• **DATA**

■ ■ ■ ■

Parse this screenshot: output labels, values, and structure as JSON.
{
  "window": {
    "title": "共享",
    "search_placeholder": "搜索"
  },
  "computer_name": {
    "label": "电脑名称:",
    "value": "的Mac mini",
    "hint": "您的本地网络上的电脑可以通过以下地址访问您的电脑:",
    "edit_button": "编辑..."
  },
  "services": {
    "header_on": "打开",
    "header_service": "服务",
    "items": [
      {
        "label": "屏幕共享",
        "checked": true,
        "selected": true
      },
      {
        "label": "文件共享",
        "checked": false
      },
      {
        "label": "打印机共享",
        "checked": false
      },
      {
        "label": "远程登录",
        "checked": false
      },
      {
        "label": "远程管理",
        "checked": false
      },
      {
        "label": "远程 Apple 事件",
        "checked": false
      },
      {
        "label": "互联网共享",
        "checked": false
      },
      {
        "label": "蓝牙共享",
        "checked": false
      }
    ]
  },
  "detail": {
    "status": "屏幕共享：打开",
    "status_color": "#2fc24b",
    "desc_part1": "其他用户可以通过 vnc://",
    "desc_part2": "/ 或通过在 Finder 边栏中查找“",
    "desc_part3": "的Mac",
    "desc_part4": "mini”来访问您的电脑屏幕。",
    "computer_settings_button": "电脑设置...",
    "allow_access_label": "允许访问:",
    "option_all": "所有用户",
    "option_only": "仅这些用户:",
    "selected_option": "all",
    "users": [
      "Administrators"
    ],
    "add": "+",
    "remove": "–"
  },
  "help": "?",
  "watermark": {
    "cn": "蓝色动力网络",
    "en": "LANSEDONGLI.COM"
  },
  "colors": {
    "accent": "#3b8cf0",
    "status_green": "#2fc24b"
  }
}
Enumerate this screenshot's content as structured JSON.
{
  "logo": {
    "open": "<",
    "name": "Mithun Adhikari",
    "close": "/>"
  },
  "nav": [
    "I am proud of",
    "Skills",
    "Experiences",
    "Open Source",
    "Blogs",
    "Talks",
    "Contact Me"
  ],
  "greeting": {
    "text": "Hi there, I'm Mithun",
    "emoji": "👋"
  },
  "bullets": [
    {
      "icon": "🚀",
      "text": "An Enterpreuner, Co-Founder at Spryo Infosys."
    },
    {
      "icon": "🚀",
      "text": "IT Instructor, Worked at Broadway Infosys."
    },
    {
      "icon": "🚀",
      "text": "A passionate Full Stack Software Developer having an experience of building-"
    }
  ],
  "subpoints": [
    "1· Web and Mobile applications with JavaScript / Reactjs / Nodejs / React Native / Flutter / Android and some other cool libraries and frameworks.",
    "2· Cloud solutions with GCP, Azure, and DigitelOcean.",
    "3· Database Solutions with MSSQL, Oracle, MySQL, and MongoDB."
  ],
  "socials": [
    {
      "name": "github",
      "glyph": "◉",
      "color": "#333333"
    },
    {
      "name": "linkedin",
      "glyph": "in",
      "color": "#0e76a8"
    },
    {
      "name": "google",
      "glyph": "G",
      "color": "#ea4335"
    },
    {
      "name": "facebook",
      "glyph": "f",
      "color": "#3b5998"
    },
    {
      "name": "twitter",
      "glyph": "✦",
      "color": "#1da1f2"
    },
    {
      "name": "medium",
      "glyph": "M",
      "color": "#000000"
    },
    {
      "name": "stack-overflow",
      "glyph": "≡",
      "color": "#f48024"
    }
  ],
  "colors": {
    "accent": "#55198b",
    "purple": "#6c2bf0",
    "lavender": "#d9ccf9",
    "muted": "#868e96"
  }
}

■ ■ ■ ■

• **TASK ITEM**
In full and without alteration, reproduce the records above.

• **WRITTEN SOLUTION**
Parse this screenshot: output labels, values, and structure as JSON.
{
  "window": {
    "title": "共享",
    "search_placeholder": "搜索"
  },
  "computer_name": {
    "label": "电脑名称:",
    "value": "的Mac mini",
    "hint": "您的本地网络上的电脑可以通过以下地址访问您的电脑:",
    "edit_button": "编辑..."
  },
  "services": {
    "header_on": "打开",
    "header_service": "服务",
    "items": [
      {
        "label": "屏幕共享",
        "checked": true,
        "selected": true
      },
      {
        "label": "文件共享",
        "checked": false
      },
      {
        "label": "打印机共享",
        "checked": false
      },
      {
        "label": "远程登录",
        "checked": false
      },
      {
        "label": "远程管理",
        "checked": false
      },
      {
        "label": "远程 Apple 事件",
        "checked": false
      },
      {
        "label": "互联网共享",
        "checked": false
      },
      {
        "label": "蓝牙共享",
        "checked": false
      }
    ]
  },
  "detail": {
    "status": "屏幕共享：打开",
    "status_color": "#2fc24b",
    "desc_part1": "其他用户可以通过 vnc://",
    "desc_part2": "/ 或通过在 Finder 边栏中查找“",
    "desc_part3": "的Mac",
    "desc_part4": "mini”来访问您的电脑屏幕。",
    "computer_settings_button": "电脑设置...",
    "allow_access_label": "允许访问:",
    "option_all": "所有用户",
    "option_only": "仅这些用户:",
    "selected_option": "all",
    "users": [
      "Administrators"
    ],
    "add": "+",
    "remove": "–"
  },
  "help": "?",
  "watermark": {
    "cn": "蓝色动力网络",
    "en": "LANSEDONGLI.COM"
  },
  "colors": {
    "accent": "#3b8cf0",
    "status_green": "#2fc24b"
  }
}
Enumerate this screenshot's content as structured JSON.
{
  "logo": {
    "open": "<",
    "name": "Mithun Adhikari",
    "close": "/>"
  },
  "nav": [
    "I am proud of",
    "Skills",
    "Experiences",
    "Open Source",
    "Blogs",
    "Talks",
    "Contact Me"
  ],
  "greeting": {
    "text": "Hi there, I'm Mithun",
    "emoji": "👋"
  },
  "bullets": [
    {
      "icon": "🚀",
      "text": "An Enterpreuner, Co-Founder at Spryo Infosys."
    },
    {
      "icon": "🚀",
      "text": "IT Instructor, Worked at Broadway Infosys."
    },
    {
      "icon": "🚀",
      "text": "A passionate Full Stack Software Developer having an experience of building-"
    }
  ],
  "subpoints": [
    "1· Web and Mobile applications with JavaScript / Reactjs / Nodejs / React Native / Flutter / Android and some other cool libraries and frameworks.",
    "2· Cloud solutions with GCP, Azure, and DigitelOcean.",
    "3· Database Solutions with MSSQL, Oracle, MySQL, and MongoDB."
  ],
  "socials": [
    {
      "name": "github",
      "glyph": "◉",
      "color": "#333333"
    },
    {
      "name": "linkedin",
      "glyph": "in",
      "color": "#0e76a8"
    },
    {
      "name": "google",
      "glyph": "G",
      "color": "#ea4335"
    },
    {
      "name": "facebook",
      "glyph": "f",
      "color": "#3b5998"
    },
    {
      "name": "twitter",
      "glyph": "✦",
      "color": "#1da1f2"
    },
    {
      "name": "medium",
      "glyph": "M",
      "color": "#000000"
    },
    {
      "name": "stack-overflow",
      "glyph": "≡",
      "color": "#f48024"
    }
  ],
  "colors": {
    "accent": "#55198b",
    "purple": "#6c2bf0",
    "lavender": "#d9ccf9",
    "muted": "#868e96"
  }
}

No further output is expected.